Continue Reading
These three tanks are part of the 113,500-L (30,000-gal) capacity stormwater capture and reuse system at the Grand Hyatt Atlanta. In all, the system has eight tanks. Stormwater, air conditioner condensate, and ice machine meltwater are collected and reused in the hotel’s cooling towers.

Simple hotel stormwater capture and reuse system benefits local environment

While rainy days during a vacation or business trip aren’t ideal, the Grand Hyatt Atlanta hotel in the Buckhead area of Atlanta, uses a simple stormwater collection and reuse system to make the most of wet weather. The hotel captures rain water from flat portions of its roof and an outdoor zen garden. It also […]

Continue Reading

U.S. EPA and USGS collaborate on new surface-water modeling tool

The U.S. Geological Survey (USGS) is working with the U.S. Environmental Protection Agency (EPA) to combine two popular streamflow analysis tools into a single, integrated resource. The Surface Water Toolbox (SWToolbox), which has not yet been released to the public, will allow users to compute an extensive number of metrics associated with modeling how surface […]

Continue Reading

Study: To combat toxic algal blooms, focus on phosphorus

The results of an experiment spanning nearly a half-century at the International Institute for Sustainable Development (IISD; Winnipeg, Manitoba, Canada) claim that if water stewards want to stem the growth of harmful algal blooms, they should focus on phosphorus rather than nitrogen. The discovery, made by the same research organization credited with identifying phosphorus as […]

Continue Reading

Largest-ever USC construction project captures stormwater and refills aquifers

In August 2017, the University of Southern California (USC; Los Angeles) cut the ribbon on USC Village, considered the largest development in the history of the university. The 6-ha (15-ac), $700 million community hub is located at the northern edge of the university’s main campus. It features two grocery stores, 25 restaurants and retailers, a […]

Continue Reading

Boston releases 50-year floodproofing plan to meet climate risks

Boston was built on climate resiliency planning. Early residents gradually filled in low-lying Atlantic Ocean tidelands as the city expanded. They turned small islands and peninsulas into neighborhoods high enough above sea level to prevent flooding from typical tides and storms. Today, some of these areas, such as East Boston and Charlestown, are among the […]

Continue Reading

Stormwater practices fail to remove road salt

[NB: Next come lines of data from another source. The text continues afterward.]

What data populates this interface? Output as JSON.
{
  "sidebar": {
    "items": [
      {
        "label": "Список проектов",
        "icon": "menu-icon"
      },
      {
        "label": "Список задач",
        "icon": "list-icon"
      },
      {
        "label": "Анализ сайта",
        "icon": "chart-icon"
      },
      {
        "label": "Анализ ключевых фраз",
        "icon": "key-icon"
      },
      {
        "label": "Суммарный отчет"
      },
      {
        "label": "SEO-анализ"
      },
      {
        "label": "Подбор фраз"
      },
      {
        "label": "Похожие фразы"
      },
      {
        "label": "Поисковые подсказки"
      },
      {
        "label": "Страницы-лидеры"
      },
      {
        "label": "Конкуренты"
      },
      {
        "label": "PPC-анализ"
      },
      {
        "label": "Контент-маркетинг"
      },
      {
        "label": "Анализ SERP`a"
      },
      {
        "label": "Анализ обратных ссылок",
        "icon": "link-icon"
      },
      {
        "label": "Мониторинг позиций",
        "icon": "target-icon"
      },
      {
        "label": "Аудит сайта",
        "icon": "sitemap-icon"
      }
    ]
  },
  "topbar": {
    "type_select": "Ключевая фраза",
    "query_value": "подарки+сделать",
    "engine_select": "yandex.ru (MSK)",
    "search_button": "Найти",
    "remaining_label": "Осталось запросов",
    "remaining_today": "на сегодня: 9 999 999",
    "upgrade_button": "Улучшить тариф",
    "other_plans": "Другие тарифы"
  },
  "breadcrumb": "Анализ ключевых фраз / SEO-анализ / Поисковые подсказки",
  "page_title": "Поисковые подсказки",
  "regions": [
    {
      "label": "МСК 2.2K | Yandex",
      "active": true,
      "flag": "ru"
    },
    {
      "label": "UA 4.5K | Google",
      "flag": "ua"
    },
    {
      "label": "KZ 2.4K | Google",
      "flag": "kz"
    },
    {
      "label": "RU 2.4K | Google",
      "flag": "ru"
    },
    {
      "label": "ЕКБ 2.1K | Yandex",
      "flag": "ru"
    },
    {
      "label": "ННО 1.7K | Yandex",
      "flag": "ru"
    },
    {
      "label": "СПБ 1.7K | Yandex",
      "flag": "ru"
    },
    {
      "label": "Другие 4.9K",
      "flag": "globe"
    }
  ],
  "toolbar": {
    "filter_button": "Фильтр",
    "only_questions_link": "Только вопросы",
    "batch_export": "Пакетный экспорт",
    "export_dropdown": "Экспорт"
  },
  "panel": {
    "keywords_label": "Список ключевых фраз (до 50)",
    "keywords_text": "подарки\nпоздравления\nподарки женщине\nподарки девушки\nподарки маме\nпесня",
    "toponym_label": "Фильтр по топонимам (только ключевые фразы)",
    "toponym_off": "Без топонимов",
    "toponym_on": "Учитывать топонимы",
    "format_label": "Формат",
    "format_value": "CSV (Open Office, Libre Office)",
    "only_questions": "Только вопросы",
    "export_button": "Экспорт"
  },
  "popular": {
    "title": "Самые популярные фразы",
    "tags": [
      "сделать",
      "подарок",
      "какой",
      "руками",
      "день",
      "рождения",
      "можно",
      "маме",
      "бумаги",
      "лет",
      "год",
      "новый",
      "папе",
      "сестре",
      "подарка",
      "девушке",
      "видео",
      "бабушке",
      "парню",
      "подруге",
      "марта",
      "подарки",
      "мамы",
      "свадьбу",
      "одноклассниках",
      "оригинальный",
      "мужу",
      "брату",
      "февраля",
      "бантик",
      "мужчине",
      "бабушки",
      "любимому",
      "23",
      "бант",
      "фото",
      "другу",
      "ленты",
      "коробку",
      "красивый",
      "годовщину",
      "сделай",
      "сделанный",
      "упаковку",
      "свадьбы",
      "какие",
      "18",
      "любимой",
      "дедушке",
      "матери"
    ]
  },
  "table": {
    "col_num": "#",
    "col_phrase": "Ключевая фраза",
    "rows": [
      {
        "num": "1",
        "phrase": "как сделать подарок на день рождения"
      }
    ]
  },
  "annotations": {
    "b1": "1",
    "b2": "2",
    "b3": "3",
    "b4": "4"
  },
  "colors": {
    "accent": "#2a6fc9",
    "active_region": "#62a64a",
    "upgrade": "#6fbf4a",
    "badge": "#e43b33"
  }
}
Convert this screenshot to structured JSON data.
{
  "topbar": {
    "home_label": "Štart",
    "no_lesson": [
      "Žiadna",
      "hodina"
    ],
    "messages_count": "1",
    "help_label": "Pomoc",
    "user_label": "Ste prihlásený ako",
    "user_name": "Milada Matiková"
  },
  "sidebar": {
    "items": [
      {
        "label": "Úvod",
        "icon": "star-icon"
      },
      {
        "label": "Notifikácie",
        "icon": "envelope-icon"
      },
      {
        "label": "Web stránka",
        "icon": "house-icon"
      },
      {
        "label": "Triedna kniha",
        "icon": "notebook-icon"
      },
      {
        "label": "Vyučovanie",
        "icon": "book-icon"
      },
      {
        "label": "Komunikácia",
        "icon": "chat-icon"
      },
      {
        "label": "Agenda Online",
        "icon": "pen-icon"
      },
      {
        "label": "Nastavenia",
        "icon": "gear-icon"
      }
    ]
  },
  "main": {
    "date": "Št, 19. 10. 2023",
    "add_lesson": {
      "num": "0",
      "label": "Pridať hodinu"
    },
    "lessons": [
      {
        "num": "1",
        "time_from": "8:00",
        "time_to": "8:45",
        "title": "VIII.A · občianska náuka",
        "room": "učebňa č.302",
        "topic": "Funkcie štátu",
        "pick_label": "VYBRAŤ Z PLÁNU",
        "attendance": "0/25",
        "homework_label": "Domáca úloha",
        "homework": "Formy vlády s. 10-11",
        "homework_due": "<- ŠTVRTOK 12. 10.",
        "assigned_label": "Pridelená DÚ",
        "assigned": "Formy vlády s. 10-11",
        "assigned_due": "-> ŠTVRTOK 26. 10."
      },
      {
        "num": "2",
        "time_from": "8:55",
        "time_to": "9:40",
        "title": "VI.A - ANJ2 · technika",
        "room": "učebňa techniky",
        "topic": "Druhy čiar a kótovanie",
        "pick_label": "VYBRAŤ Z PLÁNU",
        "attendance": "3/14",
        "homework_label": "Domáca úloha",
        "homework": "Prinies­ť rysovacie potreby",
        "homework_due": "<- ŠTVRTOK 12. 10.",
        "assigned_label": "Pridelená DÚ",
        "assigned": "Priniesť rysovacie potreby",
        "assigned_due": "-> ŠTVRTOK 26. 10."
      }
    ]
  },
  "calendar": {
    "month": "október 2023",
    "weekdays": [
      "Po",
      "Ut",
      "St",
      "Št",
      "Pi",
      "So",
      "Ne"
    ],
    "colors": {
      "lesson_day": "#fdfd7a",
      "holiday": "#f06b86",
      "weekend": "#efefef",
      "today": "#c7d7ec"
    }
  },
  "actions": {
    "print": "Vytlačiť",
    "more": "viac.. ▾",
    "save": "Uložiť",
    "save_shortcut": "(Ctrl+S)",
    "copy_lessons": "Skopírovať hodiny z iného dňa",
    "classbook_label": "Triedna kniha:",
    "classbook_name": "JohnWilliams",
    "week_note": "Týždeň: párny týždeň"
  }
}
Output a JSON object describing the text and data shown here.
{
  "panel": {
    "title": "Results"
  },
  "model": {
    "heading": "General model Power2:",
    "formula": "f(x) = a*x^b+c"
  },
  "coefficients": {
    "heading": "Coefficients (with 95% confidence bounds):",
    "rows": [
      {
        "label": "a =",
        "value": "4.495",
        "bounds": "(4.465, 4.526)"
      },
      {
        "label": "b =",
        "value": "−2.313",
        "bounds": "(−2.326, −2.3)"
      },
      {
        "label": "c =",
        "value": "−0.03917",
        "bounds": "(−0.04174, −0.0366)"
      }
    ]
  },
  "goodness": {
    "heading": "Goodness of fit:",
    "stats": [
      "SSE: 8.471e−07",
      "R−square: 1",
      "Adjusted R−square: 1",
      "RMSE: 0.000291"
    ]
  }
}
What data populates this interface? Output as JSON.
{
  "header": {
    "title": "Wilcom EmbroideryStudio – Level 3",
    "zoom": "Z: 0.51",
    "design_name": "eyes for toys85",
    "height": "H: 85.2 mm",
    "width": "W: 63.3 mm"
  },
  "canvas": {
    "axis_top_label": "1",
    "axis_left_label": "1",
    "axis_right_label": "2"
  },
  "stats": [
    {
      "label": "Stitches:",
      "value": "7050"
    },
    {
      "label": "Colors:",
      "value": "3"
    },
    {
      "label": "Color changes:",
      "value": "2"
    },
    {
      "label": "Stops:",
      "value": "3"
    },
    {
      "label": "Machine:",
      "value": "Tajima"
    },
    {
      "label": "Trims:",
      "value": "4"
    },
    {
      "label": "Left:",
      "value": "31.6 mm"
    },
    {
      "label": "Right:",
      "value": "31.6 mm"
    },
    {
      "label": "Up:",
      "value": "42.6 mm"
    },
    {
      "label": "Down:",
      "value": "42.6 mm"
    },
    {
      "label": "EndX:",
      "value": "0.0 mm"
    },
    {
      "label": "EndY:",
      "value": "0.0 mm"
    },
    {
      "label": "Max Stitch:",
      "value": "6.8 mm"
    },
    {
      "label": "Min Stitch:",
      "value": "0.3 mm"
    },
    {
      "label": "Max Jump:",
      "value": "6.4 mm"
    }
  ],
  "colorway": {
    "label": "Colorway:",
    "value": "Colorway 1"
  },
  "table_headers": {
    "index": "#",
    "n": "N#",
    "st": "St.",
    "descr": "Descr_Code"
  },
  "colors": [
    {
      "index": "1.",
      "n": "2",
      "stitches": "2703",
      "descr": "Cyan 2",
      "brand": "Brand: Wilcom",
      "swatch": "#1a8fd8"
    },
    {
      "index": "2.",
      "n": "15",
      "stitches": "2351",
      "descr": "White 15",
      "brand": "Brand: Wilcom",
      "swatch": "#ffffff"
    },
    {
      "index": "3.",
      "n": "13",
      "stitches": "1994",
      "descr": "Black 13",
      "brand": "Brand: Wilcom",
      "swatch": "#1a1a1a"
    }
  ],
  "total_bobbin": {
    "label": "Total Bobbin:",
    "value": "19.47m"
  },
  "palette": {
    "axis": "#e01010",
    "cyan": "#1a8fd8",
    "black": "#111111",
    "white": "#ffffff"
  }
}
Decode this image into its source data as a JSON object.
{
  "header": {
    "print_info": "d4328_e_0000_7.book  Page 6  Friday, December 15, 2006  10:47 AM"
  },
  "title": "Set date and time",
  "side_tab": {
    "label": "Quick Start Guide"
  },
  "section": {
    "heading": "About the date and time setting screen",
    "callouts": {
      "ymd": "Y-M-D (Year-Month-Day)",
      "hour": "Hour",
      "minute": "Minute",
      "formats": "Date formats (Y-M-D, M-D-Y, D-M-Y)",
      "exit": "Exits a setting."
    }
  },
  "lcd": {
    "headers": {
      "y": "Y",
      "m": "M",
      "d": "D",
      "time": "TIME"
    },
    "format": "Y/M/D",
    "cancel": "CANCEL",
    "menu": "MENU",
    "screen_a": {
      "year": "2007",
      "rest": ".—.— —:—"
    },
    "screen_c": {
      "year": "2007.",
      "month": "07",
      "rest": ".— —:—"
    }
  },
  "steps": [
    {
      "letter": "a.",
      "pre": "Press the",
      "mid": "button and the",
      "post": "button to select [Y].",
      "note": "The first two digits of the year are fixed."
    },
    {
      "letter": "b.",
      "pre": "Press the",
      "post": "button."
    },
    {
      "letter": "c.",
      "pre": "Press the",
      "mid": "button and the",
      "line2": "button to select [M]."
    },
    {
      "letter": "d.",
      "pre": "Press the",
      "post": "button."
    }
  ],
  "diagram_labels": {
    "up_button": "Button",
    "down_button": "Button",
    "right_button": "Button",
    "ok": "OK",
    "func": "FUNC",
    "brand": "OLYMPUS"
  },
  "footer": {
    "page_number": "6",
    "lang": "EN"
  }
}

Road salts commonly used in the winter to melt ice and keep roads clear are not being effectively absorbed by mitigation measures, allowing the salt to reach groundwater and wells, according to Joel Snodgrass, professor and head of the Department of Fish and Wildlife Conservation at Virginia Tech (Blacksburg, Va.). “Current stormwater management practices don’t […]

Continue Reading
Habitual flooding affects many parts of low-lying South Carolina during heavy rainstorms. With mounting pressure for municipalities to address their stormwater readiness, diverse South Carolinian communities are implementing equally diverse tactics and fundraising schemes to limit runoff pollution. (U.S. Department of Agriculture)

South Carolina municipalities find success with site-specific stormwater management plans

In South Carolina, which barely escaped the brunt of Hurricane Irma last summer, municipal stormwater managers are demonstrating that there is no “one-size-fits-all” solution to limit runoff pollution. And as the risks of poorly conceived stormwater management plans heighten with more frequent and more intense precipitation, the state’s big cities and beach towns are taking […]

Continue Reading
City of Dayton Department of Water / Art: Ashley Simons

Dayton, Ohio, storm-drain murals remind public to keep contaminants out of waterways

The City of Dayton (Ohio) Department of Water wants to make sure citizens understand that stormwater pushes whatever contaminants are in the streets into storm drains and out into local waters. Rather than building signposts next to storm drains or mailing out informational flyers, the utility, which serves an area alongside the Great Miami River, has […]

Continue Reading